### ASSIGNED TASK
How many lines in the records below hold the string "Enter"? Please answer with the number and nothing more.
>>>
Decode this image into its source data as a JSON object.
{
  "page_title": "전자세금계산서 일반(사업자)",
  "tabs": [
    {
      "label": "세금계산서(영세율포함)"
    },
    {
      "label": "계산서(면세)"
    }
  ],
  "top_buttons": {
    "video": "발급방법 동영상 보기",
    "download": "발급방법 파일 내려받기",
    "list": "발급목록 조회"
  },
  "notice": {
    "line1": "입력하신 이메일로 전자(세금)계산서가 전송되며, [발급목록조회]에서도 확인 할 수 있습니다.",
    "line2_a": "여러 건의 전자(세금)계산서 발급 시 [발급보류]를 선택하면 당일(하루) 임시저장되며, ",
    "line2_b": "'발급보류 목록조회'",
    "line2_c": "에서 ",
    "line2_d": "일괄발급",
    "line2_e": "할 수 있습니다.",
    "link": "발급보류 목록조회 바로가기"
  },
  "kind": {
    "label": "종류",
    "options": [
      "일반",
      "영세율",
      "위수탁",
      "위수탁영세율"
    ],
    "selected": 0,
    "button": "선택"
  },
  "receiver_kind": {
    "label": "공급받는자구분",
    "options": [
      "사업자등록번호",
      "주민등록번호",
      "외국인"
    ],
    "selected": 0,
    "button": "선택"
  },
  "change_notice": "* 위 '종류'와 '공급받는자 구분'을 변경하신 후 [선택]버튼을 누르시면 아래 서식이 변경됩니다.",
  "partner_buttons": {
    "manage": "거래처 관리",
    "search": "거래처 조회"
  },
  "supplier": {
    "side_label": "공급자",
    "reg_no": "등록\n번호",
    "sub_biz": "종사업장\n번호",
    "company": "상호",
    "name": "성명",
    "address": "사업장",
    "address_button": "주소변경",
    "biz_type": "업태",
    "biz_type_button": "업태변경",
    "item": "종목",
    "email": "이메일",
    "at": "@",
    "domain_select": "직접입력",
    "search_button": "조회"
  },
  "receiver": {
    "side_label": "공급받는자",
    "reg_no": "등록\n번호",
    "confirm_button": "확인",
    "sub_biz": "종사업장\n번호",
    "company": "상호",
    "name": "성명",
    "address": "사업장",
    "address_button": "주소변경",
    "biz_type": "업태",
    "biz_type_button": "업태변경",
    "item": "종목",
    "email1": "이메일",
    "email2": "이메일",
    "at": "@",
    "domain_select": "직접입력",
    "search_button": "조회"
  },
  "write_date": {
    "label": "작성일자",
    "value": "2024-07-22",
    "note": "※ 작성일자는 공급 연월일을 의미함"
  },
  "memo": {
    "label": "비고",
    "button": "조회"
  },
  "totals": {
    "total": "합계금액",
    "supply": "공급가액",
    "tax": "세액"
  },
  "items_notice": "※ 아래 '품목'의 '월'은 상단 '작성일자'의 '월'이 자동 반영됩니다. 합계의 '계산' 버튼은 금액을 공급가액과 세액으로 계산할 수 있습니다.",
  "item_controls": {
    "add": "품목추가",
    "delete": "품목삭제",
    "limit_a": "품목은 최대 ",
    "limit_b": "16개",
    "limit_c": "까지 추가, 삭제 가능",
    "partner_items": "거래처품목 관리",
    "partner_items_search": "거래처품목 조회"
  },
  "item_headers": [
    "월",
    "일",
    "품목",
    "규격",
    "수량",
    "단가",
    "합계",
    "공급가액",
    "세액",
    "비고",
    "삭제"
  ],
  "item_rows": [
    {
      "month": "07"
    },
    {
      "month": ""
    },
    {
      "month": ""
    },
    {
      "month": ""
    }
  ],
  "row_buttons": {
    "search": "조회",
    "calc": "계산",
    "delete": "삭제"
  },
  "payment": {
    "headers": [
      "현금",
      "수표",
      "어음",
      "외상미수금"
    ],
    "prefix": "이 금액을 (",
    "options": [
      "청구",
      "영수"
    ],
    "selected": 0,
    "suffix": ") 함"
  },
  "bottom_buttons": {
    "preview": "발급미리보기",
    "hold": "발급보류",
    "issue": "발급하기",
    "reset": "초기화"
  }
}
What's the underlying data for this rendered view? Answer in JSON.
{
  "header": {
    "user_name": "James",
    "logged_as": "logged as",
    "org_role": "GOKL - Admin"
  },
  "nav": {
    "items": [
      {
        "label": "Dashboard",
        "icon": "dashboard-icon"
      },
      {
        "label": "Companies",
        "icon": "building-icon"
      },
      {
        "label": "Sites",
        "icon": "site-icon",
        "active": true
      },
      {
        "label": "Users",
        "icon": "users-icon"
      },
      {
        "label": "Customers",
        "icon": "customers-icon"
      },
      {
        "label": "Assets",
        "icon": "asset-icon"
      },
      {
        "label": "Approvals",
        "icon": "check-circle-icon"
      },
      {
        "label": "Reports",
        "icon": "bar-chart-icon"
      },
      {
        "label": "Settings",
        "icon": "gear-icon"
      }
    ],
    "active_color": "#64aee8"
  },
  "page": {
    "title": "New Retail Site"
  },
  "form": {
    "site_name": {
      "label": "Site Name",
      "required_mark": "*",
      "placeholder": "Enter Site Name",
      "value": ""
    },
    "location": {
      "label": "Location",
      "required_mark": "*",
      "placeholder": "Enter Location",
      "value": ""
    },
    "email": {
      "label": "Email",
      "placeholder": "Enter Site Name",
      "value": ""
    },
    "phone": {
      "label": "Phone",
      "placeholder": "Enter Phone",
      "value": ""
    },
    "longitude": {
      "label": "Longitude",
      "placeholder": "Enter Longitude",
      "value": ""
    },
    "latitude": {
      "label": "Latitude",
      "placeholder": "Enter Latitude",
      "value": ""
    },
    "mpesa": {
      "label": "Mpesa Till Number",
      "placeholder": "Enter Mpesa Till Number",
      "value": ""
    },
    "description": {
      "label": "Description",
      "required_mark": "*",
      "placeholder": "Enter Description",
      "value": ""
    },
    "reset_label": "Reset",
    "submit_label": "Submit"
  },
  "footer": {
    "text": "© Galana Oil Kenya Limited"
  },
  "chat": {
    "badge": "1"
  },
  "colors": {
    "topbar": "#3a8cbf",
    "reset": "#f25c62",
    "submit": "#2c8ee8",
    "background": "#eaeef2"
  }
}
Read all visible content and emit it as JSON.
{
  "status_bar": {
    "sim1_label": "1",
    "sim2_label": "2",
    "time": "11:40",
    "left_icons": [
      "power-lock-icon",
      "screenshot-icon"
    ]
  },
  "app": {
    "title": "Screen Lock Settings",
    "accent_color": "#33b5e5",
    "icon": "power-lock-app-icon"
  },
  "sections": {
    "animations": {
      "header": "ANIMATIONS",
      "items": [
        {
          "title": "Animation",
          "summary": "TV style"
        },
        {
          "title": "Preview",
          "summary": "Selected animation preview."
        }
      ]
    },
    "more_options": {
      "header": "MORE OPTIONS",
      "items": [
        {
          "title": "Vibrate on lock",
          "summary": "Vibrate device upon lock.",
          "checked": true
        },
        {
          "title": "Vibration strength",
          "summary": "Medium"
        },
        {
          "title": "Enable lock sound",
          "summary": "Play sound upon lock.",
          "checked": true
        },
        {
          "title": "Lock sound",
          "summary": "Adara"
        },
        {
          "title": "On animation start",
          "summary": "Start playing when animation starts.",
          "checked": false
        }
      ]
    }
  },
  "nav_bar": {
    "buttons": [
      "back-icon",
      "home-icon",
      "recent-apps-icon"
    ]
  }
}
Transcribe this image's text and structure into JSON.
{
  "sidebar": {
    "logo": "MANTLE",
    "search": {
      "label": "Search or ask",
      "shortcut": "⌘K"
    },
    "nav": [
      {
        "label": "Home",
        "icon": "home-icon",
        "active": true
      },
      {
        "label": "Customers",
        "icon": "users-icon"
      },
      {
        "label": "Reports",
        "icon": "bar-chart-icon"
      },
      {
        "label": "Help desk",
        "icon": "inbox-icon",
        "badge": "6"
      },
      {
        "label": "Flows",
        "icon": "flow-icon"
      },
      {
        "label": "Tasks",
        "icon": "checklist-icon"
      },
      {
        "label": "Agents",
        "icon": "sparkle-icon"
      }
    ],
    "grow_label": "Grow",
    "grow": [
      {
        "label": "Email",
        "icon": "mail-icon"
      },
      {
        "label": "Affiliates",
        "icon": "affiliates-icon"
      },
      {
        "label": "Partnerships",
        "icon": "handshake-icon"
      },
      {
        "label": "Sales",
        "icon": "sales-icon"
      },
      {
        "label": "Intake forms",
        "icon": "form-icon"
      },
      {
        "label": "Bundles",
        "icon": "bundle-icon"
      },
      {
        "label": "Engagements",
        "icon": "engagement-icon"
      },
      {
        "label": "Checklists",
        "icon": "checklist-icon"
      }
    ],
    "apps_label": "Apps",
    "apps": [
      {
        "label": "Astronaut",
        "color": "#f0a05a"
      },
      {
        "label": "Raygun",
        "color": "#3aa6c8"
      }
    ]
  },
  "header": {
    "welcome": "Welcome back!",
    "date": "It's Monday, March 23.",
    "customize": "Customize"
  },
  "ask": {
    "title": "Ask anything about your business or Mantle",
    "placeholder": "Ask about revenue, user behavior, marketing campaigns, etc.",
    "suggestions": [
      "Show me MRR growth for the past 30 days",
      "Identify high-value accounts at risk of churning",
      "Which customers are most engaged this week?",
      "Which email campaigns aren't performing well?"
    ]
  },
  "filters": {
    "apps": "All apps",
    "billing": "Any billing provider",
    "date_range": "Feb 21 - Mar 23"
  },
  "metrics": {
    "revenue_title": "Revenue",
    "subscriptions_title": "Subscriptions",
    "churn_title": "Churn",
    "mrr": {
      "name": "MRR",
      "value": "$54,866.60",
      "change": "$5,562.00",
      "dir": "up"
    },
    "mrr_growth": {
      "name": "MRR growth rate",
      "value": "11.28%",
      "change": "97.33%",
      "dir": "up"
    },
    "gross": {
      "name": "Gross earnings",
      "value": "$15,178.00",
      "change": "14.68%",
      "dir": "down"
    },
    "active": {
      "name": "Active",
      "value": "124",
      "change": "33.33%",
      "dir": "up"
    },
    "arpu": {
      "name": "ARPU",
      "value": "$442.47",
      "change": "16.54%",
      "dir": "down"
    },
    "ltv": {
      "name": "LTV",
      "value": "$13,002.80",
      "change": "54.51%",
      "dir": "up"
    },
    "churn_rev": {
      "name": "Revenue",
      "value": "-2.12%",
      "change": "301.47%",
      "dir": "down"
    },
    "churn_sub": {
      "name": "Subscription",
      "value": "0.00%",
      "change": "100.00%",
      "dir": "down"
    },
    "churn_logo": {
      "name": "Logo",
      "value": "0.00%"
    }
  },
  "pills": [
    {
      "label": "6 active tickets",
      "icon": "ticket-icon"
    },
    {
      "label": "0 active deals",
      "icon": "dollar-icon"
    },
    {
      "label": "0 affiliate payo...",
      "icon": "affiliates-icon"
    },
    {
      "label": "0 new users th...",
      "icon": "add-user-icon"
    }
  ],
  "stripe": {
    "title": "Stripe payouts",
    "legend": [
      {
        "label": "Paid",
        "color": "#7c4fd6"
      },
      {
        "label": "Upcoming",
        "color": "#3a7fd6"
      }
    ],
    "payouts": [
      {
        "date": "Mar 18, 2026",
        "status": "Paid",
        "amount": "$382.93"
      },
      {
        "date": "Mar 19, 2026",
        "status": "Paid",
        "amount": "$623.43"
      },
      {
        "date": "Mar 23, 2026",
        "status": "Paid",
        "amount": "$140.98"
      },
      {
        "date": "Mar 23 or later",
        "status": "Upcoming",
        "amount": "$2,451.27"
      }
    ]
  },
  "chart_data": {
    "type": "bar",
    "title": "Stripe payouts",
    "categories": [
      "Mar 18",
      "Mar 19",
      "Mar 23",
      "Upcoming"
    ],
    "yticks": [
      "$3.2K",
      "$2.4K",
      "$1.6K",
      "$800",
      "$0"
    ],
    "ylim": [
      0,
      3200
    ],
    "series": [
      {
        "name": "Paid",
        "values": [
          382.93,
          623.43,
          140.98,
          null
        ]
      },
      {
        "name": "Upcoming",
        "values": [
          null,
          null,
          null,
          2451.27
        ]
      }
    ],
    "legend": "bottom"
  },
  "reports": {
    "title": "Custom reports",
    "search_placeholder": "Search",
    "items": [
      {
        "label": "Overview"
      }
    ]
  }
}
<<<
### ANSWER BOX
8